    Castell LM, Poortmans JR, Leclercq R, et al.: Some aspects of the acute phase response after a marathon race, and the effects of glutamine supplementation. Eur J Appl Physiol Occup Physiol 1997, 75:47–53.

    PubMed  Article  CAS  Google Scholar 

  26. 26.

    Rhode T, MacLean DA, Hartkopp A, Pedersen BK: The immune system and serum glutamine during a triathlon. Eur J Appl Physiol Occup Physiol 1996, 74:428–434.

    Article  Google Scholar 

  27. 27.

    Moreira A, Kekkonen RA, Delgado L, et al.: Nutritional modulation of exercise-induced immunodepression in athletes: a system atic review and meta-analysis. Eur J Clin Nutr 2006 [Epub ahead of print, Nov. 29, 2006].

  28. 28.

    Mackinnon LT, Hooper SL: Plasma glutamine and upper respiratory tract infection during intensified training in swimmers.

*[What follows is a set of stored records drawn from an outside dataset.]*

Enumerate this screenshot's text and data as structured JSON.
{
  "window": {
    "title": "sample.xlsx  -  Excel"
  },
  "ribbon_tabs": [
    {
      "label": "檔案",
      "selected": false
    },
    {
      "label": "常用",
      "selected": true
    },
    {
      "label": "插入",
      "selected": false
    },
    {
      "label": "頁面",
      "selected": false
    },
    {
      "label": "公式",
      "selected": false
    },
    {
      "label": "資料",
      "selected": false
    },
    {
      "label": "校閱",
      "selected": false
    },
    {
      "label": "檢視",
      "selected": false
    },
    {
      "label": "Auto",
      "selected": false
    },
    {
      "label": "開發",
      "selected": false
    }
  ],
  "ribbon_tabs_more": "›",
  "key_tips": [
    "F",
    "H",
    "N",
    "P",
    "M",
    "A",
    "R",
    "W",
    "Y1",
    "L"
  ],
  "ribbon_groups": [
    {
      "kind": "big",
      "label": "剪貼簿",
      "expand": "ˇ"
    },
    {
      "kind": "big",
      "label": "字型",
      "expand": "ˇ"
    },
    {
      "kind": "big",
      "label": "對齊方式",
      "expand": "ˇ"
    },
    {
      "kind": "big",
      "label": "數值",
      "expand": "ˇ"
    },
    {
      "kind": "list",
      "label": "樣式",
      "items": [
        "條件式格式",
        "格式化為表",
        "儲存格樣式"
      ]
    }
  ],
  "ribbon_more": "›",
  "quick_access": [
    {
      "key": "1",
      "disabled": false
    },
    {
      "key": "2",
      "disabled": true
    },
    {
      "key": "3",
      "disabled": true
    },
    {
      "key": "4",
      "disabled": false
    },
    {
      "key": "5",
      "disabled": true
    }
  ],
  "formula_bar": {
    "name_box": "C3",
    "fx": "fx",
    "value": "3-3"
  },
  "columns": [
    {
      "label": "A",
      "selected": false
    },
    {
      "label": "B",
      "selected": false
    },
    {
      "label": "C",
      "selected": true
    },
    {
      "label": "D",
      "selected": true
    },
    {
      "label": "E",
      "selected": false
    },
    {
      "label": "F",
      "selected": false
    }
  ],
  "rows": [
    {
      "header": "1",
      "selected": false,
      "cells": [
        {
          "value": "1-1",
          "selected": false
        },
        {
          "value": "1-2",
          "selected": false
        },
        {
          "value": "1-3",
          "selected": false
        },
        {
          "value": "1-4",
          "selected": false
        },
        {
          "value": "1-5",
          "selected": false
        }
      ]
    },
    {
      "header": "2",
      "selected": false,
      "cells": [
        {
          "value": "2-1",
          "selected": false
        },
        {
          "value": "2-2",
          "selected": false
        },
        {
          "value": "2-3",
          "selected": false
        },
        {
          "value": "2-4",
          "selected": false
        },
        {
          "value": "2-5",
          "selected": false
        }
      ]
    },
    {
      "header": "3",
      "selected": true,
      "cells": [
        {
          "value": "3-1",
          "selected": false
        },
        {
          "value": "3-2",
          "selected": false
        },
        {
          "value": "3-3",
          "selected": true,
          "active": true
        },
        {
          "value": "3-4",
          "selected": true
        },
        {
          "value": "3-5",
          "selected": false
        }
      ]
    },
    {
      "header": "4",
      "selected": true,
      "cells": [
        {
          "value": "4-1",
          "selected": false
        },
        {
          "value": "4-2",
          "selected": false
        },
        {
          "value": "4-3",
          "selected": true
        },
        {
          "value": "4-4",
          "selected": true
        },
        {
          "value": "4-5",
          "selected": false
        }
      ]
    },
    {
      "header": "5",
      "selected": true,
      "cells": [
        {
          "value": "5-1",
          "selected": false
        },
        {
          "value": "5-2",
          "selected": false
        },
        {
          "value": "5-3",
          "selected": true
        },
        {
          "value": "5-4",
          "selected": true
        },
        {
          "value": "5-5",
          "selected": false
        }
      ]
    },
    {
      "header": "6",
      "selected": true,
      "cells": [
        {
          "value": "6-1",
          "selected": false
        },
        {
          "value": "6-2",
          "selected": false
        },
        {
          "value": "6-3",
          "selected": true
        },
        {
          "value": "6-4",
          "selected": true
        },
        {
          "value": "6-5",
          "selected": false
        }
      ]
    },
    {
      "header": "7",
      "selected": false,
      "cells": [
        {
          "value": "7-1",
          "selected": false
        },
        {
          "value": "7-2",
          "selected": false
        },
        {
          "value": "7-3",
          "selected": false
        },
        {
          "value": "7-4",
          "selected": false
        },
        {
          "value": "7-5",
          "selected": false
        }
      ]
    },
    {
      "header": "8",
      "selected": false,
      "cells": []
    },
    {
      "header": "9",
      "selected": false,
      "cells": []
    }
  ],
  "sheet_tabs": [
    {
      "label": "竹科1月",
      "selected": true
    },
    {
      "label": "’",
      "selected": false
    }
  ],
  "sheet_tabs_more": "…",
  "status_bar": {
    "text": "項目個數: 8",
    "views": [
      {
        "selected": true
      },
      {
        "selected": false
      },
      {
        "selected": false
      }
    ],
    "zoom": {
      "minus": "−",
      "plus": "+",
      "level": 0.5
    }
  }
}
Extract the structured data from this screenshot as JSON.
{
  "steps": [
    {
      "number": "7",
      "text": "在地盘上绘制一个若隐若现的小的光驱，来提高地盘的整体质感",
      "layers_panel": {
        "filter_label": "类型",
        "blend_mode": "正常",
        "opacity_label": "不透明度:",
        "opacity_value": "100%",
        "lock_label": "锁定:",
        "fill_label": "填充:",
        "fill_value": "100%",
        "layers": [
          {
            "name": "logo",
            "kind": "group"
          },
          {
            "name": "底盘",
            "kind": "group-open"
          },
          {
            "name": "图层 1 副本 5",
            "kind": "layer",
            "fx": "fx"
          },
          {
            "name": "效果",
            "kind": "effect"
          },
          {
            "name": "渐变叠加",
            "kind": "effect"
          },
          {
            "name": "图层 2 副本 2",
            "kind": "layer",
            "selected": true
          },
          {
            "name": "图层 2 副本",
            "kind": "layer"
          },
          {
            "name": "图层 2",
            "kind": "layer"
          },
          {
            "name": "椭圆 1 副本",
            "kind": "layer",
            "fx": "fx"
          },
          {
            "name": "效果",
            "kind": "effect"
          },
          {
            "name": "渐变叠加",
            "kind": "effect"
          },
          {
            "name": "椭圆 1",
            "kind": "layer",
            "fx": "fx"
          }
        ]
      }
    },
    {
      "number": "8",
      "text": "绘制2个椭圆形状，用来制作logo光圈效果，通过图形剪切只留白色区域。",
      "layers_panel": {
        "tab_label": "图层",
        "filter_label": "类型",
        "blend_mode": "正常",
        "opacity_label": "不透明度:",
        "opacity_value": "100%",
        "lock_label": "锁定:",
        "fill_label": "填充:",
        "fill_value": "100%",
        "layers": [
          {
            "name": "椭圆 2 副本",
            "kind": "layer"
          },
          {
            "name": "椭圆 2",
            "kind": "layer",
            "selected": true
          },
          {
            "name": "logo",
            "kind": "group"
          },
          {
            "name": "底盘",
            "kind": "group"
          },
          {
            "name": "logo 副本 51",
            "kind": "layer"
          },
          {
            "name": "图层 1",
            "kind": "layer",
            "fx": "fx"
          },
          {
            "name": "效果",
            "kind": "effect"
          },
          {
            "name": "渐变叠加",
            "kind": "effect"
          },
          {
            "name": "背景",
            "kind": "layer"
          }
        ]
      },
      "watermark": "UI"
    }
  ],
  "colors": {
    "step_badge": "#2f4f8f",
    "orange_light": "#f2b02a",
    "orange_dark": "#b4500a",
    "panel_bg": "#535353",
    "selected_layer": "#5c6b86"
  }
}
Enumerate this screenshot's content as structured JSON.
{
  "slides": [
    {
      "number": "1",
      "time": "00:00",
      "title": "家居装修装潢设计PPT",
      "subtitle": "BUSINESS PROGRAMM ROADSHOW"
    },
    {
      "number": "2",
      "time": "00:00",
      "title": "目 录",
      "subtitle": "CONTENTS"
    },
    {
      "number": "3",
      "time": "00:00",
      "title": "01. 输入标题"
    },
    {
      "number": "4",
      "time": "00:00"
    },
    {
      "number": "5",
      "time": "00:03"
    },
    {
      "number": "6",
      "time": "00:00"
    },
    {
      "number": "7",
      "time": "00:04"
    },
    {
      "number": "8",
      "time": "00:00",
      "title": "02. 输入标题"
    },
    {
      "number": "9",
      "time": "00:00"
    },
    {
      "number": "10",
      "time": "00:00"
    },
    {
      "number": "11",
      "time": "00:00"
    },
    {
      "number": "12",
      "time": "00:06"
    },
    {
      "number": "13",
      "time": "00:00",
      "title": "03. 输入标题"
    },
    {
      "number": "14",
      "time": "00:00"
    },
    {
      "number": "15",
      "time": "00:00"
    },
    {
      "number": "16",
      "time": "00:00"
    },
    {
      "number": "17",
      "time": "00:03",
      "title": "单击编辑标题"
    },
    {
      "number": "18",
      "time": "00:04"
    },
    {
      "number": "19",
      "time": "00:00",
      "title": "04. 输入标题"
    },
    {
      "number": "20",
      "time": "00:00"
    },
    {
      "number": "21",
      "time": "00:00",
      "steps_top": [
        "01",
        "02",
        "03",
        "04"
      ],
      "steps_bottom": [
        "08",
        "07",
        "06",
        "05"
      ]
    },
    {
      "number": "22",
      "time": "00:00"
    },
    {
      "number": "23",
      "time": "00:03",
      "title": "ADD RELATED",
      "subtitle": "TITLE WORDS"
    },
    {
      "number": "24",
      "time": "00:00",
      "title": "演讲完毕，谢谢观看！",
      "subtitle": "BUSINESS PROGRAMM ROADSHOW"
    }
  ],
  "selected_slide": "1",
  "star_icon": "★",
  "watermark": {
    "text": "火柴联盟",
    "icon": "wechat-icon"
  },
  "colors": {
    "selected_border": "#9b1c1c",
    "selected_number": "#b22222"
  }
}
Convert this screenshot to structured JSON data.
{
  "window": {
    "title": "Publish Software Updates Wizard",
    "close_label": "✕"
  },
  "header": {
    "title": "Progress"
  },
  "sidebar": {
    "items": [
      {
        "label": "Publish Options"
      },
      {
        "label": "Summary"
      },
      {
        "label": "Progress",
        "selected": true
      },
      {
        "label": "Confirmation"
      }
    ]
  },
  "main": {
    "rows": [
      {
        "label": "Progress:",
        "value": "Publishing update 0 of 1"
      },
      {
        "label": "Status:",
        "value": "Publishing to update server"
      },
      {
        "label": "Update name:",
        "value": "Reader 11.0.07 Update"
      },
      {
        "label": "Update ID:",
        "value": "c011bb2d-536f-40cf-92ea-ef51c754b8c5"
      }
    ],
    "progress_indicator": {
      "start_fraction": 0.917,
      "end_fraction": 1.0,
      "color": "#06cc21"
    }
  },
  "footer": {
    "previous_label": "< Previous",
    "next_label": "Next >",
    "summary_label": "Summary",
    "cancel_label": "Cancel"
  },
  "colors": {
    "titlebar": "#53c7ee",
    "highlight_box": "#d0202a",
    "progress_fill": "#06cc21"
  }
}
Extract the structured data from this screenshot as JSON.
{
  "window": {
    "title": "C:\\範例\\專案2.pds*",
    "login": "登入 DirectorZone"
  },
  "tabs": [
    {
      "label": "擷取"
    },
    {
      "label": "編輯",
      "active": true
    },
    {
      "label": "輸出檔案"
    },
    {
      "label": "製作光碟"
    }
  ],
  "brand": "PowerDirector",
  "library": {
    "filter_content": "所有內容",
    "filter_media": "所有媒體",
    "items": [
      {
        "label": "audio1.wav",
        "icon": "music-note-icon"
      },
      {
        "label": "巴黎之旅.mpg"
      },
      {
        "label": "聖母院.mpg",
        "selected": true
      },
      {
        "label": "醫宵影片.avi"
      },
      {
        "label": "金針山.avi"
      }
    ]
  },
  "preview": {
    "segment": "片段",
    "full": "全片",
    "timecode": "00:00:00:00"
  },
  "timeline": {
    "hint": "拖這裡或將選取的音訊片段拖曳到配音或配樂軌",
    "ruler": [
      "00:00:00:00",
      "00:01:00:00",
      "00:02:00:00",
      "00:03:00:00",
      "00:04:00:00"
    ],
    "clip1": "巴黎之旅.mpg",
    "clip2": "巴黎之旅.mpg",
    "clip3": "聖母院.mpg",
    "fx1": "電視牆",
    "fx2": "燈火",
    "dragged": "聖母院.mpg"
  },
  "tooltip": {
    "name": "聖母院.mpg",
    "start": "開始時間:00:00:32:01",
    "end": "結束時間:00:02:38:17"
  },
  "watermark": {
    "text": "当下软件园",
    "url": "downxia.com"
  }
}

Med Sci Sports Exerc 1996, 28:285–290.

    PubMed  Article  CAS  Google Scholar 

Download references

Author information

Affiliations

Authors

Corresponding author

Correspondence to George C. Phillips MD.

Rights and permissions

Reprints and Permissions

About this article

Cite this article

Phillips, G.C. Glutamine: The nonessential amino acid for performance enhancement. Curr Sports Med Rep 6, 265–268 (2007). https://doi.org/10.1007/s11932-007-0043-6

Download citation